admiral (n.) Look up admiral at Dictionary.com
c.1200, "Saracen commander or chieftain," from Old French amirail (12c.) "Saracen military commander; any military commander," ultimately from medieval Arabic amir "military commander," probably via Medieval Latin use of the word for "Muslim military leader." Meaning "highest-ranking naval officer" in English is from early 15c. The extension of the word's meaning from "commander on land" to "commander at sea" likely began in 12c. Sicily with Medieval Latin amiratus and then spread to the continent, but the word also continued to mean "Muslim military commander" in Europe in the Middle Ages.

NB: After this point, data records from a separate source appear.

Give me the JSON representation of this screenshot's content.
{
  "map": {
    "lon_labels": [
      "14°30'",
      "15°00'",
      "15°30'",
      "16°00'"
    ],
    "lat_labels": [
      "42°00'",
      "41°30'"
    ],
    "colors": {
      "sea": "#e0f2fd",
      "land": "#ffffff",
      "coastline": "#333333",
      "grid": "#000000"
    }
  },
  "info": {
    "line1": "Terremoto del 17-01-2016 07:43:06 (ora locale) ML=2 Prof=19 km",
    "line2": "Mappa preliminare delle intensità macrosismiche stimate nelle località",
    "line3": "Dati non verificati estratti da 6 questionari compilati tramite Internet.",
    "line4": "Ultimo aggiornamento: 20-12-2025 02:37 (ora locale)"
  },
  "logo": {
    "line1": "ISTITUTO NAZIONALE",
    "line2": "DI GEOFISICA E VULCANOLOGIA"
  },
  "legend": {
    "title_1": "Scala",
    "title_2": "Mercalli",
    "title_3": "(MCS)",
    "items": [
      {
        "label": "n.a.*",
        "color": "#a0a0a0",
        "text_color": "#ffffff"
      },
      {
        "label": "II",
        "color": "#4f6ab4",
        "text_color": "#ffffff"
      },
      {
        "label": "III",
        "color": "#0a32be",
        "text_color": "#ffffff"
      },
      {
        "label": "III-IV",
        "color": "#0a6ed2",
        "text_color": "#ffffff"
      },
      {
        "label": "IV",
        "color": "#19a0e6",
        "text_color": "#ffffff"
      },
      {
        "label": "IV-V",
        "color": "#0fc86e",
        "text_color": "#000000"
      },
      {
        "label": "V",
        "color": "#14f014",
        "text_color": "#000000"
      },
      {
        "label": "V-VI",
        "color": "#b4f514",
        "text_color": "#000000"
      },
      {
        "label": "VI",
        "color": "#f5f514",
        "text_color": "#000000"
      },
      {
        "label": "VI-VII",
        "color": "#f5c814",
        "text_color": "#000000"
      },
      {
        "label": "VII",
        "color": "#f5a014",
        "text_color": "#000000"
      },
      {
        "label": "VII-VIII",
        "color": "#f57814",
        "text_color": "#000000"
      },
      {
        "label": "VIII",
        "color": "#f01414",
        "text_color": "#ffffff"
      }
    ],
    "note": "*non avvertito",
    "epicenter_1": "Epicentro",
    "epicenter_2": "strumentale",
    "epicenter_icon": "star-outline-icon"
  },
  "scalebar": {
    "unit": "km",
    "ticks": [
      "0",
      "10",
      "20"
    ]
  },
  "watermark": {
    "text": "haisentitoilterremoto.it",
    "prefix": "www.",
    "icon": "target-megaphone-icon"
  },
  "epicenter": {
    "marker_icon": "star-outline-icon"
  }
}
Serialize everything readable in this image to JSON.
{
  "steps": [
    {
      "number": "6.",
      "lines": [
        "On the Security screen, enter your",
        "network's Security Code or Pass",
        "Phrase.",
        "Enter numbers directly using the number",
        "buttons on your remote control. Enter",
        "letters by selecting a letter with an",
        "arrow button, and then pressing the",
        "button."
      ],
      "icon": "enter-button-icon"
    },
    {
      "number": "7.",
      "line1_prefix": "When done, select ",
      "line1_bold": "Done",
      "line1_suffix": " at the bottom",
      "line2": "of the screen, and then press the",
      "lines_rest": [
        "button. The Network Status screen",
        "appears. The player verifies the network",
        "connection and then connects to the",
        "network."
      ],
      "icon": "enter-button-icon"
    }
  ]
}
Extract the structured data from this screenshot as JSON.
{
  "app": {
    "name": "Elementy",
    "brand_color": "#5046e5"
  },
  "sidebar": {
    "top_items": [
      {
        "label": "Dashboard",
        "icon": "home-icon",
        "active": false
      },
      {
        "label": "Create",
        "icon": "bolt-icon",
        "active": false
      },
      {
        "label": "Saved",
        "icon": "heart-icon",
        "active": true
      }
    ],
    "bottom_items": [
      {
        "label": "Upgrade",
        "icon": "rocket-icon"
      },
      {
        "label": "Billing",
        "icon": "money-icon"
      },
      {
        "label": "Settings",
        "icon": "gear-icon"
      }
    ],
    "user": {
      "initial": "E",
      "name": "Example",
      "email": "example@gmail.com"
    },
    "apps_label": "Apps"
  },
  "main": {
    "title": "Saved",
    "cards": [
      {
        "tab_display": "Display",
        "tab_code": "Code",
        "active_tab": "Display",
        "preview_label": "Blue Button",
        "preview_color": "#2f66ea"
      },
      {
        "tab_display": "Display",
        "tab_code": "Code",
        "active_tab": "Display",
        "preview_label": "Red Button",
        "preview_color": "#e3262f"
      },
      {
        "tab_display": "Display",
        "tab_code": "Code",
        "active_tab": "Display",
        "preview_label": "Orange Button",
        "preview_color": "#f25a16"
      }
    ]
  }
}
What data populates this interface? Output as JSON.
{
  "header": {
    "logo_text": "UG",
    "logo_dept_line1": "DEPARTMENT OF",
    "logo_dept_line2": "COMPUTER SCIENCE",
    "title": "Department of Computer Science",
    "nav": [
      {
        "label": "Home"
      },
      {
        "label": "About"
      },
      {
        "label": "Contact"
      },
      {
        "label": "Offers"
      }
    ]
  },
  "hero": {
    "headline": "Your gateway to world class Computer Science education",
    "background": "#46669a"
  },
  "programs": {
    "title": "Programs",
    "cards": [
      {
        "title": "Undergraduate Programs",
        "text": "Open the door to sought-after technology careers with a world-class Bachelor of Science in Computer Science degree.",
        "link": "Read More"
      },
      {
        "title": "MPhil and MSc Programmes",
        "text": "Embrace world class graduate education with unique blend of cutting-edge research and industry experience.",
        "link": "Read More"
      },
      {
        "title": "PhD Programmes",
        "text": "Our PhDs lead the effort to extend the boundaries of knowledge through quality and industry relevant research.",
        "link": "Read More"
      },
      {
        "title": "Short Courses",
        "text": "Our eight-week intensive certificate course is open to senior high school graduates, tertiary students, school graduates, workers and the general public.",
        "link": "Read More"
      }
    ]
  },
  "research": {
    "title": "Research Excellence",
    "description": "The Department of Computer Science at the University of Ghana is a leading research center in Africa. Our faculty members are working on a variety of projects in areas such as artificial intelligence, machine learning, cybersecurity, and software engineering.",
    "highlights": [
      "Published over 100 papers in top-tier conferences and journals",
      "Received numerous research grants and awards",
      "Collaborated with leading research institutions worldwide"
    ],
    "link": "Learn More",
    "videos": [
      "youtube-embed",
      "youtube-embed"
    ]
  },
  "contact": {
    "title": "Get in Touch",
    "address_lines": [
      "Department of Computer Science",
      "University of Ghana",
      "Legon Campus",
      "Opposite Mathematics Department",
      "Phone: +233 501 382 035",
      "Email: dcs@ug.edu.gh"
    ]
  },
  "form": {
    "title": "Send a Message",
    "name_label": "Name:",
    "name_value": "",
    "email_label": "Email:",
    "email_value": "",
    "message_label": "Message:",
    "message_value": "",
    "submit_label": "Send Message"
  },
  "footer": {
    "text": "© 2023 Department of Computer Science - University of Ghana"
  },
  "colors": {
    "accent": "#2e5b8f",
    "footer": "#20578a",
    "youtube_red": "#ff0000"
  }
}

The intrusive -d- probably is from influence of Latin ad-mirabilis (see admire). Italian form almiraglio, Spanish almirante are from confusion with Arabic words in al-. As a type of butterfly, from 1720, possibly a corruption of admirable.